In addition to broadband access, the report, produced by the NewDEAL Forum’s Broadband Task Force, examines a number of Internet-related subjects like coverage mapping, affordability, telehealth and digital skills.
The overall goal is to give states and local areas a plethora of ideas that they might draw from as they develop new programs funded by recent federal legislation.
Loranne Ausley, a Florida senator and co-chair of the aforementioned task force, said the report should be seen as closing the digital divide involving many different factors depending on local contexts.
Local areas, particularly when they’re rural, don’t always have the resources to identify a path forward when it comes to connectivity and digital inclusion. The report showcases the importance of having a state office that can support smaller community efforts with technical assistance, and underlines how critical it is to understand the different technologies that can help get households connected.
As challenging as it is for rural communities to tackle the issue of high-speed Internet access, that doesn’t mean cities don’t have major hurdles to clear. Both rural and urban areas have “serious inequity” in regards to broadband.
San Jose has had to get creative in its attempts to solve the affordability issue in some of its neighborhoods. In a novel approach outlined by the report, San Jose has formed a partnership with company to pay the Internet bills of low-income families by mining cryptocurrency and converting that to gift cards.

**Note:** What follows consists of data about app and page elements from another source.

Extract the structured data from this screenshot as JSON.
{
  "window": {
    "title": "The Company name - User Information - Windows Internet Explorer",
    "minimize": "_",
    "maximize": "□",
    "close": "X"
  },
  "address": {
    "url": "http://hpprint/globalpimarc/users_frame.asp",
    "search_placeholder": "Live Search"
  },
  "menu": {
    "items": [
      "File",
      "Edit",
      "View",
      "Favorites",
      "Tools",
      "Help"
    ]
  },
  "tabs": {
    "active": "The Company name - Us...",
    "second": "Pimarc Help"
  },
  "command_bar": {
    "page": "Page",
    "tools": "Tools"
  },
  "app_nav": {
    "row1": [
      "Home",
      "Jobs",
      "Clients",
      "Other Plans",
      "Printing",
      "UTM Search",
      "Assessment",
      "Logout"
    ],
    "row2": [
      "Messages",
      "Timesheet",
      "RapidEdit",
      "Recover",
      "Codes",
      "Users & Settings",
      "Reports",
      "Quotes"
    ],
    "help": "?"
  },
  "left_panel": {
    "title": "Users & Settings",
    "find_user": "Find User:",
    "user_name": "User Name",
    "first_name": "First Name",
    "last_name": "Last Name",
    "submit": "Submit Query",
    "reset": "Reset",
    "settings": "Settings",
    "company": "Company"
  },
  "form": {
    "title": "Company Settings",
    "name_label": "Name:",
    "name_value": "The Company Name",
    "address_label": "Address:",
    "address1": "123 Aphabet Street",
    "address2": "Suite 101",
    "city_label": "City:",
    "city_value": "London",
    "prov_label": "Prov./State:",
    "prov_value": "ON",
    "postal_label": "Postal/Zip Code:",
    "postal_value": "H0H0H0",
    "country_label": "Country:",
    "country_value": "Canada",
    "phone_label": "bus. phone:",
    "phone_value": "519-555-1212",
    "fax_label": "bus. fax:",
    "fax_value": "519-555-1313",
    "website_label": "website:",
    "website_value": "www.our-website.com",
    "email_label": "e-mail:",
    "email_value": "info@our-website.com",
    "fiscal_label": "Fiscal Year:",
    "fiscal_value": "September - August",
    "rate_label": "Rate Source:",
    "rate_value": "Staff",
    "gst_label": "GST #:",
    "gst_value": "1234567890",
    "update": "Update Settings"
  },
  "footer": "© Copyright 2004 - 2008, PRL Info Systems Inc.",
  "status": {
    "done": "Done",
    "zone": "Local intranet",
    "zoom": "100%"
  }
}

In Colorado, where a bill requires broadband grant applicants “to provide more granular mapping data to demonstrate the community needs”; Oakland, Calif. has managed to bring free Wi-Fi to multiple low-income apartment buildings; and Brownsville, Texas, has kicked off a plan to build middle-mile fiber throughout the city by bringing together stakeholders, taking advantage of federal funds and engaging in broadband mapping.
Summarized from www.govtech.com